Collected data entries
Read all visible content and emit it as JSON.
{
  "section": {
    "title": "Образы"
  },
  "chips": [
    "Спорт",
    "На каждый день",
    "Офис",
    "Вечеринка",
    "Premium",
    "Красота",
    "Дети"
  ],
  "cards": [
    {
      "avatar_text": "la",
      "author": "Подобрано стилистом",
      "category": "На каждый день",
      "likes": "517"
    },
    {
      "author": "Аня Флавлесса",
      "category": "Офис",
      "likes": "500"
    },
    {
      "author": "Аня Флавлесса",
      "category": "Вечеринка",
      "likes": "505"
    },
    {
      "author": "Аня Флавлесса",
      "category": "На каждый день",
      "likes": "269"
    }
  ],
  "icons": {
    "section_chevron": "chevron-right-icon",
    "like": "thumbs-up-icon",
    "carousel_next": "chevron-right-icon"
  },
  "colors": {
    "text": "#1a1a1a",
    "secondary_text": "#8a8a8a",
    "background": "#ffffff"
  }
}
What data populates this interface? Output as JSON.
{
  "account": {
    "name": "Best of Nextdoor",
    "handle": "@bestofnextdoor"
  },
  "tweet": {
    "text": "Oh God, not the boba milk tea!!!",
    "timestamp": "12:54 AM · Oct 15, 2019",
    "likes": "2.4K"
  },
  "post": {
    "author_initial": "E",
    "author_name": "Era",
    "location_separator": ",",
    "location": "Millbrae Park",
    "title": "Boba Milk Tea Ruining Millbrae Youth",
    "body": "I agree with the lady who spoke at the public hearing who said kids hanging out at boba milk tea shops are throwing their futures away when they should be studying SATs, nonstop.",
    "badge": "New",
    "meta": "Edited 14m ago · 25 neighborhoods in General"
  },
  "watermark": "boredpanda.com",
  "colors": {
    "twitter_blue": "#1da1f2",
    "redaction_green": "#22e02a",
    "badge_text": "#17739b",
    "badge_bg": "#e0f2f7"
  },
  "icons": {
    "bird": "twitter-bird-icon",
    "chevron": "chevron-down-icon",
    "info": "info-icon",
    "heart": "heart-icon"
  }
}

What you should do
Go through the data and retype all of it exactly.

Exercise solution
Read all visible content and emit it as JSON.
{
  "section": {
    "title": "Образы"
  },
  "chips": [
    "Спорт",
    "На каждый день",
    "Офис",
    "Вечеринка",
    "Premium",
    "Красота",
    "Дети"
  ],
  "cards": [
    {
      "avatar_text": "la",
      "author": "Подобрано стилистом",
      "category": "На каждый день",
      "likes": "517"
    },
    {
      "author": "Аня Флавлесса",
      "category": "Офис",
      "likes": "500"
    },
    {
      "author": "Аня Флавлесса",
      "category": "Вечеринка",
      "likes": "505"
    },
    {
      "author": "Аня Флавлесса",
      "category": "На каждый день",
      "likes": "269"
    }
  ],
  "icons": {
    "section_chevron": "chevron-right-icon",
    "like": "thumbs-up-icon",
    "carousel_next": "chevron-right-icon"
  },
  "colors": {
    "text": "#1a1a1a",
    "secondary_text": "#8a8a8a",
    "background": "#ffffff"
  }
}
What data populates this interface? Output as JSON.
{
  "account": {
    "name": "Best of Nextdoor",
    "handle": "@bestofnextdoor"
  },
  "tweet": {
    "text": "Oh God, not the boba milk tea!!!",
    "timestamp": "12:54 AM · Oct 15, 2019",
    "likes": "2.4K"
  },
  "post": {
    "author_initial": "E",
    "author_name": "Era",
    "location_separator": ",",
    "location": "Millbrae Park",
    "title": "Boba Milk Tea Ruining Millbrae Youth",
    "body": "I agree with the lady who spoke at the public hearing who said kids hanging out at boba milk tea shops are throwing their futures away when they should be studying SATs, nonstop.",
    "badge": "New",
    "meta": "Edited 14m ago · 25 neighborhoods in General"
  },
  "watermark": "boredpanda.com",
  "colors": {
    "twitter_blue": "#1da1f2",
    "redaction_green": "#22e02a",
    "badge_text": "#17739b",
    "badge_bg": "#e0f2f7"
  },
  "icons": {
    "bird": "twitter-bird-icon",
    "chevron": "chevron-down-icon",
    "info": "info-icon",
    "heart": "heart-icon"
  }
}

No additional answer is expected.